▶ Exercise objective: Copy out each line of the data below in which the string "image" appears.

▶ Given records:

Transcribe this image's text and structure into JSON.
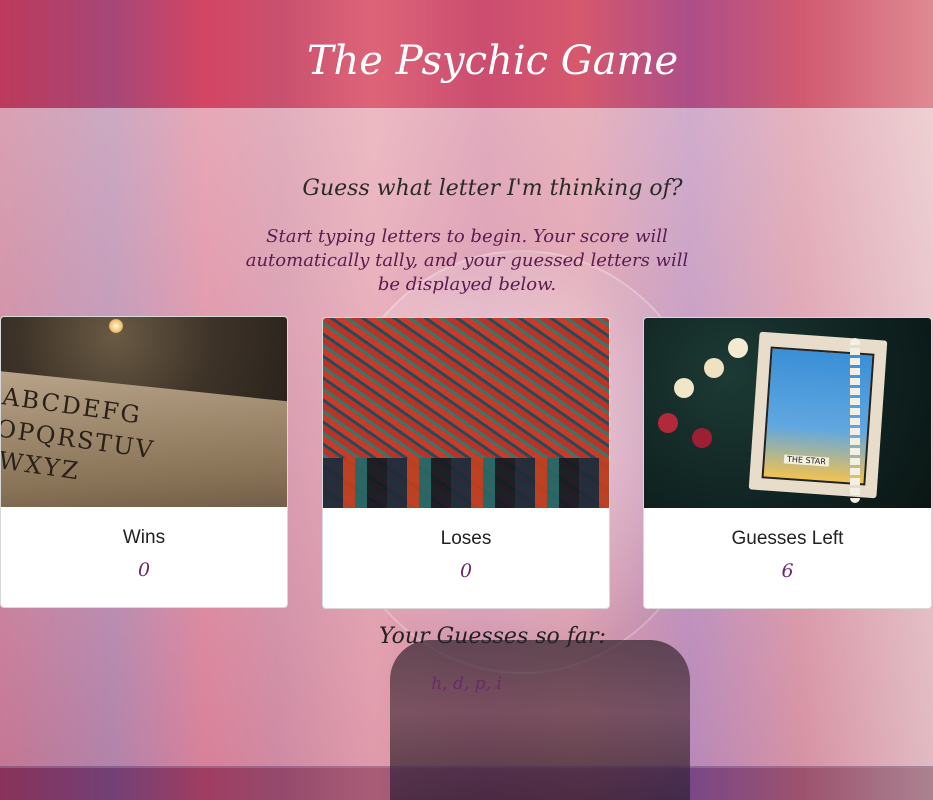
{
  "header": {
    "title": "The Psychic Game"
  },
  "main": {
    "prompt": "Guess what letter I'm thinking of?",
    "instructions": "Start typing letters to begin. Your score will automatically tally, and your guessed letters will be displayed below."
  },
  "cards": [
    {
      "title": "Wins",
      "value": "0",
      "image": "ouija-board"
    },
    {
      "title": "Loses",
      "value": "0",
      "image": "tarot-card-deck"
    },
    {
      "title": "Guesses Left",
      "value": "6",
      "image": "the-star-tarot-card"
    }
  ],
  "guesses": {
    "heading": "Your Guesses so far:",
    "letters": "h, d, p, i"
  },
  "colors": {
    "accent_text": "#6a2a6a",
    "instructions_text": "#5a1c50",
    "title_text": "#ffffff"
  }
}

▶ Answer area:
Transcribe this image's text and structure into JSON.
      "image": "ouija-board"
      "image": "tarot-card-deck"
      "image": "the-star-tarot-card"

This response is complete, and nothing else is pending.